From humble origins and more general compilations during the early 1990s, the Rough Guide to music series has developed its own momentum and grown into a far more specialised and, ultimately, more interesting set of to the roots of world music. This ongoing sub-series on the blues has generated a good deal of interest, not least because blues aficionados now have the luxury of choosing between vinyl and CD formats.
The names are, to a certain extent, familiar, but with some fiendishly hard to find rarer examples of early blues included and thus this is a compilation that will appeal to neophyte and long-term devotee alike.
The excellent liner notes rightly point out that an artificial distinction was made by US record companies in the 1920s between black (African-American) and white music. In reality, the distinctions were far more nuanced with musicians borrowing from one another. A major plus of this anthology is that it demonstrates by placing seemingly disparate musical traditions together how country blues and country folk were inextricably linked and inter-connected. Thus we have examples here of Doc Boggs and Charlie Poole who would not normally be associated with the blues, but whose repertoire was diverse and the specific songs selected here would comfortably fit into any reasonable definition of the blues. The Hawaiian slide was highly influential and Jimmy Rodgers storytelling quality comes to the fore on, ‘Mule skinned blues (blues yodel #8)’ and let no-one tell you that the stretched out vocals have nothing whatsoever to do with the blues.

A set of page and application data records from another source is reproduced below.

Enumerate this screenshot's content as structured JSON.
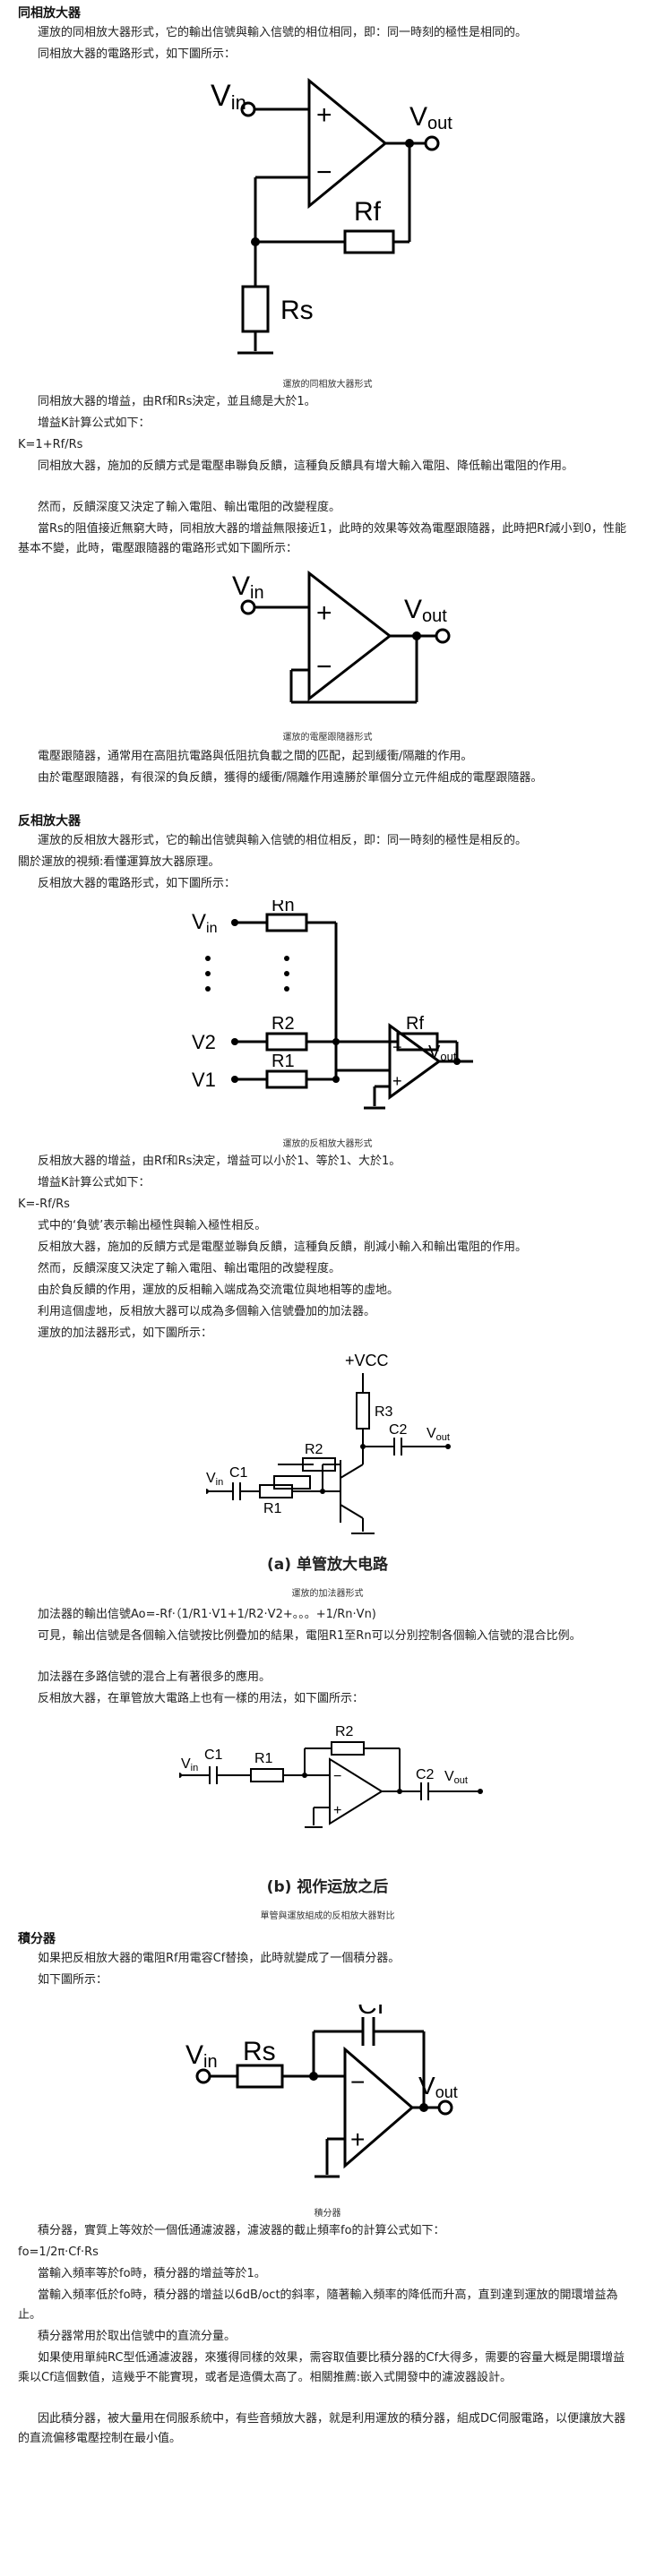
{
  "sections": {
    "noninv_title": "同相放大器",
    "inv_title": "反相放大器",
    "integ_title": "積分器"
  },
  "noninv": {
    "p1": "運放的同相放大器形式，它的輸出信號與輸入信號的相位相同，即：同一時刻的極性是相同的。",
    "p2": "同相放大器的電路形式，如下圖所示：",
    "cap1": "運放的同相放大器形式",
    "p3": "同相放大器的增益，由Rf和Rs決定，並且總是大於1。",
    "p4": "增益K計算公式如下：",
    "formula": "K=1+Rf/Rs",
    "p5": "同相放大器，施加的反饋方式是電壓串聯負反饋，這種負反饋具有增大輸入電阻、降低輸出電阻的作用。",
    "p6": "然而，反饋深度又決定了輸入電阻、輸出電阻的改變程度。",
    "p7": "當Rs的阻值接近無窮大時，同相放大器的增益無限接近1，此時的效果等效為電壓跟隨器，此時把Rf減小到0，性能基本不變，此時，電壓跟隨器的電路形式如下圖所示：",
    "cap2": "運放的電壓跟隨器形式",
    "p8": "電壓跟隨器，通常用在高阻抗電路與低阻抗負載之間的匹配，起到緩衝/隔離的作用。",
    "p9": "由於電壓跟隨器，有很深的負反饋，獲得的緩衝/隔離作用遠勝於單個分立元件組成的電壓跟隨器。"
  },
  "inv": {
    "p1": "運放的反相放大器形式，它的輸出信號與輸入信號的相位相反，即：同一時刻的極性是相反的。",
    "p2": "關於運放的視頻:看懂運算放大器原理。",
    "p3": "反相放大器的電路形式，如下圖所示：",
    "cap1": "運放的反相放大器形式",
    "p4": "反相放大器的增益，由Rf和Rs決定，增益可以小於1、等於1、大於1。",
    "p5": "增益K計算公式如下：",
    "formula": "K=-Rf/Rs",
    "p6": "式中的‘負號’表示輸出極性與輸入極性相反。",
    "p7": "反相放大器，施加的反饋方式是電壓並聯負反饋，這種負反饋，削減小輸入和輸出電阻的作用。",
    "p8": "然而，反饋深度又決定了輸入電阻、輸出電阻的改變程度。",
    "p9": "由於負反饋的作用，運放的反相輸入端成為交流電位與地相等的虛地。",
    "p10": "利用這個虛地，反相放大器可以成為多個輸入信號疊加的加法器。",
    "p11": "運放的加法器形式，如下圖所示：",
    "capb1": "(a) 单管放大电路",
    "cap2": "運放的加法器形式",
    "p12": "加法器的輸出信號Ao=-Rf·（1/R1·V1+1/R2·V2+。。。+1/Rn·Vn)",
    "p13": "可見，輸出信號是各個輸入信號按比例疊加的結果，電阻R1至Rn可以分別控制各個輸入信號的混合比例。",
    "p14": "加法器在多路信號的混合上有著很多的應用。",
    "p15": "反相放大器，在單管放大電路上也有一樣的用法，如下圖所示：",
    "capb2": "(b) 视作运放之后",
    "cap3": "單管與運放組成的反相放大器對比"
  },
  "integ": {
    "p1": "如果把反相放大器的電阻Rf用電容Cf替換，此時就變成了一個積分器。",
    "p2": "如下圖所示：",
    "cap1": "積分器",
    "p3": "積分器，實質上等效於一個低通濾波器，濾波器的截止頻率fo的計算公式如下：",
    "formula": "fo=1/2π·Cf·Rs",
    "p4": "當輸入頻率等於fo時，積分器的增益等於1。",
    "p5": "當輸入頻率低於fo時，積分器的增益以6dB/oct的斜率，隨著輸入頻率的降低而升高，直到達到運放的開環增益為止。",
    "p6": "積分器常用於取出信號中的直流分量。",
    "p7": "如果使用單純RC型低通濾波器，來獲得同樣的效果，需容取值要比積分器的Cf大得多，需要的容量大概是開環增益乘以Cf這個數值，這幾乎不能實現，或者是造價太高了。相關推薦:嵌入式開發中的濾波器設計。",
    "p8": "因此積分器，被大量用在伺服系統中，有些音頻放大器，就是利用運放的積分器，組成DC伺服電路，以便讓放大器的直流偏移電壓控制在最小值。"
  },
  "labels": {
    "vin": "V",
    "in": "in",
    "vout": "V",
    "out": "out",
    "rf": "Rf",
    "rs": "Rs",
    "rn": "Rn",
    "r1": "R1",
    "r2": "R2",
    "r3": "R3",
    "v1": "V1",
    "v2": "V2",
    "vcc": "+VCC",
    "c1": "C1",
    "c2": "C2",
    "cf": "Cf",
    "plus": "+",
    "minus": "−"
  }
}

One aspect of traditional folk music is that it follows on from the European late 1700 tradition of ‘parlour’ guitar and it is fascinating to contemplate how, while the white middle classes would perform light classical on the guitar, in the United States this filtered down via the so-called ‘lower classes’ into folk music with a wider world roots sensibility. Examples here are of John Dilleshaw performing a ‘Spanish Fandango’, and even the opener, ‘Guitar Rag’ by Roy Harvey and Jess Johnson.
More conventional blues interpretations are to be found on Sam McGee’s ‘Buck Dancer’s Choice’, and this writer would willingly welcome the opportunity to listen to a good deal more of his excellent sound. Likewise, Clarence Green impresses on ‘Johnson City Blues’. At seventy-five minutes, the quality and quantity of music on offer is evenly distributed and makes for compelling listening.